Blauner says that Lieber and Stoller, who administer the Darin songwriting publishing rights, recently got a message that Spacey was interested in the songs. So far no decision has been made, but Spacey singing Darin’s songs is probably not something we’re going to see very soon.
Kevin Spacey’s manager and publicist, by the way, will only say that the Darin story is in development.
You’re going to be hearing a lot in the next few weeks about a new French movie called Amelie. Directed by Jean-Pierre Jeunet, Amelie is a unique and memorable comedy that borders on sheer genius. There’s never been anything quite like it.
At the premiere of Amelie last night I ran into composer Angelo Badalamenti, David Lynch’s personal composer and a guy who’s written about 40 major movie scores. He wrote the famous Twin Peaks score, which is still the bestselling movie soundtrack of original music ever.
I always thought Angelo Badalamenti had to be a composer from Italy. Wrong! He’s a 63-year old Brooklynite who lives in northern New Jersey with his lovely wife, Lonny. Who knew? Winner of many awards but no Oscars, Angelo is one of the most popular composers in Hollywood. You can hear his romantically edgy music in Lynch’s current Mulholland Drive.
A few years ago, Angelo told me, he was doing some orchestrations for Paul McCartney in London. The former Beatle told him this story: Paul was invited to play at Queen Elizabeth’s birthday party around 1990. When he met the Queen he told her he was honored to be selected, and the Queen responded: “I’m sorry I can’t stay. It’s almost 8 p.m. I have to be home to watch Twin Peaks.”
True or not, it’s a great story. Badalamenti, who got his start at the Brill Building with Carole King, Neil Sedaka and the like, is ready for some honors, even knighthood, your Highness.

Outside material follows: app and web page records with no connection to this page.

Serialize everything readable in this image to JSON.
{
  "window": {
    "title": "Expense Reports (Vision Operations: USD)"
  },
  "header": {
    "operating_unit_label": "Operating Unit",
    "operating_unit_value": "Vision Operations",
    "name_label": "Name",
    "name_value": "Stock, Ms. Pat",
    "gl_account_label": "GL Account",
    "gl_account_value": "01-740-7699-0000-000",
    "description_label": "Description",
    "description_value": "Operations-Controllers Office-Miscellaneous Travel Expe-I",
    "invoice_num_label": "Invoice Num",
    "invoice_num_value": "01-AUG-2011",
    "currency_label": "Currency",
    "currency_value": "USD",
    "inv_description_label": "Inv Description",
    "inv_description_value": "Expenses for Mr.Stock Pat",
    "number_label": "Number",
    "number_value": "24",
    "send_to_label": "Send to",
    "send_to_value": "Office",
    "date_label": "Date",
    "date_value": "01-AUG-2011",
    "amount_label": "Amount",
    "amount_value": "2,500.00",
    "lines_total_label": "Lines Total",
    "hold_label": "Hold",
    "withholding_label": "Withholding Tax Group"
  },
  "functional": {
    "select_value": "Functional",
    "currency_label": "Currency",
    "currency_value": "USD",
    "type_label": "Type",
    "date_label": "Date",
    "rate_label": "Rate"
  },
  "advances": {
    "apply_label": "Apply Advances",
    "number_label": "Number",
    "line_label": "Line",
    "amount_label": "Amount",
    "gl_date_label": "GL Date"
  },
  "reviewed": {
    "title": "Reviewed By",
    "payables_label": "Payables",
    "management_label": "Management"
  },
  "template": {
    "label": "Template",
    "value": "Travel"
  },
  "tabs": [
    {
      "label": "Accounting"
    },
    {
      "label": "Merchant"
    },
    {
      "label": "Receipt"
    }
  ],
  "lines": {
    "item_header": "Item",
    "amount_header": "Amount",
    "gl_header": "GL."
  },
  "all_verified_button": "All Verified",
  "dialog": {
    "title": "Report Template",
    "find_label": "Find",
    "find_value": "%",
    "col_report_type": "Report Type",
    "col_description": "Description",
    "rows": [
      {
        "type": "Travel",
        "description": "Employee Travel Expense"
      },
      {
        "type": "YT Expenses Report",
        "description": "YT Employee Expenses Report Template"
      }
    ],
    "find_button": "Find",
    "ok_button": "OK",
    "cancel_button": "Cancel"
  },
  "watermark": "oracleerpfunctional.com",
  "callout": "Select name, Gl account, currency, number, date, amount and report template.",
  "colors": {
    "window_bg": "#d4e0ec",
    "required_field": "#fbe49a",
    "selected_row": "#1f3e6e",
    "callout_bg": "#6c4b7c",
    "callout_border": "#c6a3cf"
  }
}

He deserves it.
Now that a billion dollars has been raised over the last month, people are starting to ask who's getting all the money intended for "victims and families of victims of the World Trade Center disaster."
Last night, celebrities yet again shook down donors for a fireman's fund in New York. But as many have now pointed out, New York City fireman — the best in the world — are part of a municipal union with a very active pension fund and insurance.
More charity events are on the way, but I think people are wise to start making specific inquiries about where their donations are headed. Also, it's time to hear not only from families of firemen and policemen, but also from the forgotten victims of the September 11th disaster — like window-washers and custodians.